The selloff in J&J stock has wiped out its gains for the year, despite the fact that the company has performed well on the basis of fundamentals.
J&J reported a strong third quarter on October 16. Revenue grew 3.6% to $20.3 billion, coming in $300 million ahead of analyst expectations. U.S. sales increased 3.6%, while international sales grew 3.5% for the quarter. On the bottom line, J&J earned $2.05 per share excluding non-recurring items. Adjusted earnings increased 8% from the same quarter last year, and also came in ahead of consensus analyst expectations.
Long-Term Growth Remains Intact
J&J operates three major business segments: Consumer, Medical Devices, and Pharmaceutical. The Consumer segment includes the company's baby powder, as well as many other consumer brands such as Band-Aids and Listerine. The consumer business is steady and profitable, but is not a growth area. Last quarter, consumer product sales increased just 1.8% from the same quarter last year.
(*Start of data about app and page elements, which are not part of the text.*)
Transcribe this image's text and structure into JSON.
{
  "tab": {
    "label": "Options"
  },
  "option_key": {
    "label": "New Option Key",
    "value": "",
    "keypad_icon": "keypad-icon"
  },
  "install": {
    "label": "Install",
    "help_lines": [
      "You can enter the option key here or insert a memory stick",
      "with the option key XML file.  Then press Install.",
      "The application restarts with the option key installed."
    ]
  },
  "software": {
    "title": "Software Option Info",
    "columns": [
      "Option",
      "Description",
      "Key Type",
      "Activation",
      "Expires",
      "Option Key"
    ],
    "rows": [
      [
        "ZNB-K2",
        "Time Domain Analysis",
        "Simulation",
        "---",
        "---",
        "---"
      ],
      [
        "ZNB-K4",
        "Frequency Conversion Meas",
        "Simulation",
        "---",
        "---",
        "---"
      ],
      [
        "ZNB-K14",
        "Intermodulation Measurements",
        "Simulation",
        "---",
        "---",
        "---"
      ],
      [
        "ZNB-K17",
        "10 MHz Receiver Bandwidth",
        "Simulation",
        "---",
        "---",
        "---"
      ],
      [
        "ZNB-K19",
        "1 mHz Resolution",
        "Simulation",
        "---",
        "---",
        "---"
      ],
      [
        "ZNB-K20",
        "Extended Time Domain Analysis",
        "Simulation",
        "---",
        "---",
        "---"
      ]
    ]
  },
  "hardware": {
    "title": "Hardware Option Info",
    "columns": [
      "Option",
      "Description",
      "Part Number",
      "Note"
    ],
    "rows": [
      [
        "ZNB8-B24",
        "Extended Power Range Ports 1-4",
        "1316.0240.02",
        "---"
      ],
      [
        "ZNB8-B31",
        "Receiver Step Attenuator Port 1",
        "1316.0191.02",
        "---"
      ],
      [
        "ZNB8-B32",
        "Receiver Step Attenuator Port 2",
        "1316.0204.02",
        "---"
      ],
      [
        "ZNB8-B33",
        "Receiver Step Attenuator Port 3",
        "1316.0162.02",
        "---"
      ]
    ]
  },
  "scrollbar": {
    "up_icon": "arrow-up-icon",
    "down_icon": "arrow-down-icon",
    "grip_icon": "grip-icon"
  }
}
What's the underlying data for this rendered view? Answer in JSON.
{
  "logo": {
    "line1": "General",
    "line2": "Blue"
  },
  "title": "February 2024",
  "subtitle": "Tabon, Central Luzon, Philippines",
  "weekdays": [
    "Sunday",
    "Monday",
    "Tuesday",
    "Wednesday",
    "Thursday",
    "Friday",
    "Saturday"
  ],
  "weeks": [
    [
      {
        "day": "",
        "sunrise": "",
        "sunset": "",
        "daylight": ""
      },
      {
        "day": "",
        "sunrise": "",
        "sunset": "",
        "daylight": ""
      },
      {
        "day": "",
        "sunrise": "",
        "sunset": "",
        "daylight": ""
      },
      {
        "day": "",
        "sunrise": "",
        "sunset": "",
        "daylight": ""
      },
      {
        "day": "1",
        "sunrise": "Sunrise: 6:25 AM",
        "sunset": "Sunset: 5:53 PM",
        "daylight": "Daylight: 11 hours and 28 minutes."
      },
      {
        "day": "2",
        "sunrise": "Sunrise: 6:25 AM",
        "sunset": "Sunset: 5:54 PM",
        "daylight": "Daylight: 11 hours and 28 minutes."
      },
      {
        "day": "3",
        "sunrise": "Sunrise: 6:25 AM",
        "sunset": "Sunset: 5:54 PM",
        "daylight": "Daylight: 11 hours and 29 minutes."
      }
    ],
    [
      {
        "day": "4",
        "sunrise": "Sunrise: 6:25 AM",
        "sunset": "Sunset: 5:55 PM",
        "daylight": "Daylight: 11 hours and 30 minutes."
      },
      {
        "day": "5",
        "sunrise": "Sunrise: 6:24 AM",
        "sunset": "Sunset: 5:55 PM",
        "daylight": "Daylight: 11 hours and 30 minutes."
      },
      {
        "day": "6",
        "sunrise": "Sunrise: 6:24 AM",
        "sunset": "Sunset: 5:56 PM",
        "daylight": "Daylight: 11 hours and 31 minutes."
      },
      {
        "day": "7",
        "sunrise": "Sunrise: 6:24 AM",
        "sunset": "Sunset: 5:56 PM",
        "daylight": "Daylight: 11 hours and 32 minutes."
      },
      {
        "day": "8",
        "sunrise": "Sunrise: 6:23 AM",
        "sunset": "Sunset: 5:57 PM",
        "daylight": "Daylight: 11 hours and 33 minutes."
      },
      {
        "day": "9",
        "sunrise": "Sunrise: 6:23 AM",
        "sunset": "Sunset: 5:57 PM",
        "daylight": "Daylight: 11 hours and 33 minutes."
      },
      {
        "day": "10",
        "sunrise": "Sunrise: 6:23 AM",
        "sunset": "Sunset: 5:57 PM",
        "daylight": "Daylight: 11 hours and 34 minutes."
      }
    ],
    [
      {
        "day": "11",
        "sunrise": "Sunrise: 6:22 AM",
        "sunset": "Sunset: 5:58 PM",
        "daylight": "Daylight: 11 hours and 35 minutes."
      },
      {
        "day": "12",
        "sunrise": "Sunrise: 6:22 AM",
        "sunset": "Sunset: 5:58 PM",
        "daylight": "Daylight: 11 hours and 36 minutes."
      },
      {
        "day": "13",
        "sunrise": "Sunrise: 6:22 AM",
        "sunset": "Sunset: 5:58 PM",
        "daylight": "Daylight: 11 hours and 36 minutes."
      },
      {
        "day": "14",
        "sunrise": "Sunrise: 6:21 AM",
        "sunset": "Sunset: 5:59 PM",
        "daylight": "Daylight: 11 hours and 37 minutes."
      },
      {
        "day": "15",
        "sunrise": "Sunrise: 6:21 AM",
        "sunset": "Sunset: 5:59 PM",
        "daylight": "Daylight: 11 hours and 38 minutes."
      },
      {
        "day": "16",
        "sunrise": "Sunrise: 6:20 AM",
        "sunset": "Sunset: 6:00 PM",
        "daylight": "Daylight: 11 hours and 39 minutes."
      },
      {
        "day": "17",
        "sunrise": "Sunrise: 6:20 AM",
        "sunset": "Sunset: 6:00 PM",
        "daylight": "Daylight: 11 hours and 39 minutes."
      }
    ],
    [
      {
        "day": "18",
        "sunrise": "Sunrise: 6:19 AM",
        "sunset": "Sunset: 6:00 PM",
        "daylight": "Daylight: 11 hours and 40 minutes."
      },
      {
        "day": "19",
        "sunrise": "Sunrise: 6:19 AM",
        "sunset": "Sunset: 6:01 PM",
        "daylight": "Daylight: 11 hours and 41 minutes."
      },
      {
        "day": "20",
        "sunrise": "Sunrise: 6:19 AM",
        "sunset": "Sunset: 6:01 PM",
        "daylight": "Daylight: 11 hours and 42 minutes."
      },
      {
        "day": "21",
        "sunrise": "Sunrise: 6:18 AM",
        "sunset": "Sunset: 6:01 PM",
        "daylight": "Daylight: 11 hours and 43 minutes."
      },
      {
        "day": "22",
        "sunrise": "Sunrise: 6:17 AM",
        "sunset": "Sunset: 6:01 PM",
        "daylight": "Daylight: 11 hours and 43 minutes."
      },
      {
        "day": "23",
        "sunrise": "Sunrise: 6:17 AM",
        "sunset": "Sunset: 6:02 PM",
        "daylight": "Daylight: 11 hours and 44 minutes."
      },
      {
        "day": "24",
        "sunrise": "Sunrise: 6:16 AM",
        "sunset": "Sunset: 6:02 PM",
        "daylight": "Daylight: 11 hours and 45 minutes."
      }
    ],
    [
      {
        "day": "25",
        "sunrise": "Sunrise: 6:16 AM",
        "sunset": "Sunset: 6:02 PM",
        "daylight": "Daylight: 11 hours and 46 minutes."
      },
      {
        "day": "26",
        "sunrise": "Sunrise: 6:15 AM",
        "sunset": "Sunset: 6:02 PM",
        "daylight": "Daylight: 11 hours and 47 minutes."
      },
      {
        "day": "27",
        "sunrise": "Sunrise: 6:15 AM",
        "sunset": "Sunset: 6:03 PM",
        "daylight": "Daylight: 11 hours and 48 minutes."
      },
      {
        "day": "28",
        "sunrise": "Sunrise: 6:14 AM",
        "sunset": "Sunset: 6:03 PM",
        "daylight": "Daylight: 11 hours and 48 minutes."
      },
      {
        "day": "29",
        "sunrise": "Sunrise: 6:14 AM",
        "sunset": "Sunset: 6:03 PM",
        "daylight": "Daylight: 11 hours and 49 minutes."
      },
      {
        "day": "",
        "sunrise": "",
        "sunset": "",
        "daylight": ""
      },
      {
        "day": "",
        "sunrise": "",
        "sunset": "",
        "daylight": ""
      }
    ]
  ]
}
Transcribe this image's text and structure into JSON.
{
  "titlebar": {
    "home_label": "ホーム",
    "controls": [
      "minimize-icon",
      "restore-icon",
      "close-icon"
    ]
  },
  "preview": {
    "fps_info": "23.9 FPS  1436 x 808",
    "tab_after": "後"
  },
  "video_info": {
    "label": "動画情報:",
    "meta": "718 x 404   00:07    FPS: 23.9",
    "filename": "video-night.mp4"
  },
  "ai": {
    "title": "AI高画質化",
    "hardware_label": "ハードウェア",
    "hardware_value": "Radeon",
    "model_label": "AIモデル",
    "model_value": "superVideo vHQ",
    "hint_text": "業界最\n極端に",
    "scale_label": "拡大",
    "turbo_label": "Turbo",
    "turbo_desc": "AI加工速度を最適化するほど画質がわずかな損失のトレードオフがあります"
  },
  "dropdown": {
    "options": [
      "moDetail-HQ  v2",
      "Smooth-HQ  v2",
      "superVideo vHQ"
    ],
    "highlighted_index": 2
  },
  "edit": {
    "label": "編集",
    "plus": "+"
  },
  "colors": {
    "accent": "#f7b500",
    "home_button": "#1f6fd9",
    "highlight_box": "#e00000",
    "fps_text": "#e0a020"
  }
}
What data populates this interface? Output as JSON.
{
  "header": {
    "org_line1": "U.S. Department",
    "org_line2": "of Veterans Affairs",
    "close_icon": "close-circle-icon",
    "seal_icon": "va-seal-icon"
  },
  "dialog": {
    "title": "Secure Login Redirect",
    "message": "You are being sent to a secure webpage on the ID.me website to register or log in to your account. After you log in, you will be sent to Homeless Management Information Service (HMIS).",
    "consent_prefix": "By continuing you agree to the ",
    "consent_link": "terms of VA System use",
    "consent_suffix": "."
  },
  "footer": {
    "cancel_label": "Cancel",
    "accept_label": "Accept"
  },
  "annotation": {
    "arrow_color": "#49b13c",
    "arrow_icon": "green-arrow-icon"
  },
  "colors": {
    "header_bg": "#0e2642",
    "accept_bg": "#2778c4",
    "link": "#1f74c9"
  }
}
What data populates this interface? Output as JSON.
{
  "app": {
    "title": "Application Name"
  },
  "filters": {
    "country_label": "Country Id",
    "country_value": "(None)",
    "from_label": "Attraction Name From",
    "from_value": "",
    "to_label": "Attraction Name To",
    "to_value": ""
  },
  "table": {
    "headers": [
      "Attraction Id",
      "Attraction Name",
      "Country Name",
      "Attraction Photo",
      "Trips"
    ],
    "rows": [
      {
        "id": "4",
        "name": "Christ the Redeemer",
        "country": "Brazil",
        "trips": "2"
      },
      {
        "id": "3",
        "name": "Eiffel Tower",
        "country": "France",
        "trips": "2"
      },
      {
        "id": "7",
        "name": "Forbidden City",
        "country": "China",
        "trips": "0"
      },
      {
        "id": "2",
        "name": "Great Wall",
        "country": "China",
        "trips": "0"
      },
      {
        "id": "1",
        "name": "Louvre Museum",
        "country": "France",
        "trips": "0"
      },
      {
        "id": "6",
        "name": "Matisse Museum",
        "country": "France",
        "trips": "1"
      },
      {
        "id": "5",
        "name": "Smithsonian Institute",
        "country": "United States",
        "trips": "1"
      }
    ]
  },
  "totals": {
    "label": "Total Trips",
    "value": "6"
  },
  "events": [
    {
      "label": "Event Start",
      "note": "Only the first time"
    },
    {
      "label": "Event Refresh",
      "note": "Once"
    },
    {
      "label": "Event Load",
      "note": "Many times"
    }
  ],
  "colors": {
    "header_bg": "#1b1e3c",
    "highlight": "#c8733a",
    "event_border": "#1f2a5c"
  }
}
J&J's growth segment is Pharmaceutical. Last quarter, pharmaceutical sales increased 6.7% to $10.3 billion. International sales rose by nearly 10%, as the company's immunology and oncology drugs continue to perform well. Inflammatory disease product Stelara posted 16% sales growth, while prostate cancer drug Zytiga grew by 43%. J&J raised earnings guidance along with the third-quarter report, to a range of $8.16 per share at the midpoint. This would represent 11% earnings growth for 2018.
There is still a long runway of growth for J&J. The company expects to ¿le for the approval of up to eight compounds by 2021, each of which has peak revenue potential of $1 billion per year, with multiple additional products with $500 million of annual revenue potential. J&J's strong pharmaceutical pipeline is the result of huge investments in research and development over the past several years. Last year, R&D spending exceeded $10 billion.
J&J's R&D platform is one of its biggest competitive advantages. The company has research facilities in the United States, Belgium, Brazil, Canada, China, France, Germany, Israel, Japan, the Netherlands, Switzerland and the U.K., with additional R&D support in over 30 other countries.
J&J Is Still Dividend Royalty
Johnson & Johnson has a dividend history that places it among the stock market's royalty class. The company has increased its dividend to shareholders each year for the past 56 years. It has one of the longest histories of annual dividend increases in the entire S&P 500. In 2018, the company raised its dividend by a healthy 7.1%.
J&J also returns cash to shareholders with share repurchases. As a show of confidence in its long-term business prospects, J&J announced a new $5 billion share buyback on December 19. Share repurchases help boost earnings growth, as fewer shares outstanding results in higher earnings-per-share.
The selloff in J&J shares seems overdone. Due to the declining share price, J&J's dividend yield has risen to 2.8%, and exceeds the 2% average dividend yield of the S&P 500. Furthermore, J&J's stock could be a bargain for value investors. Since the Reuters story broke, J&J stock has. Based on an average diluted share count of 2.73 billion reported in the most recent quarter, this means J&J stock has lost more than $46 billion of market value.
Investors seem to have overreacted, as the financial penalties from the lawsuits are likely to come in far below the loss of market value. A one-time charge is not going to impair J&J's long-term business model. The company is still a world-class dividend stock.
(This article was originally sent Dec. 20 to subscribers of TheStreet's Income Seeker, a product presenting the world of opportunities in fixed income and dividend stocks. Click here to learn more about Income Seeker and to receive articles like this each day from Nick McCullum, Peter Tchir, Chris Versace and others.)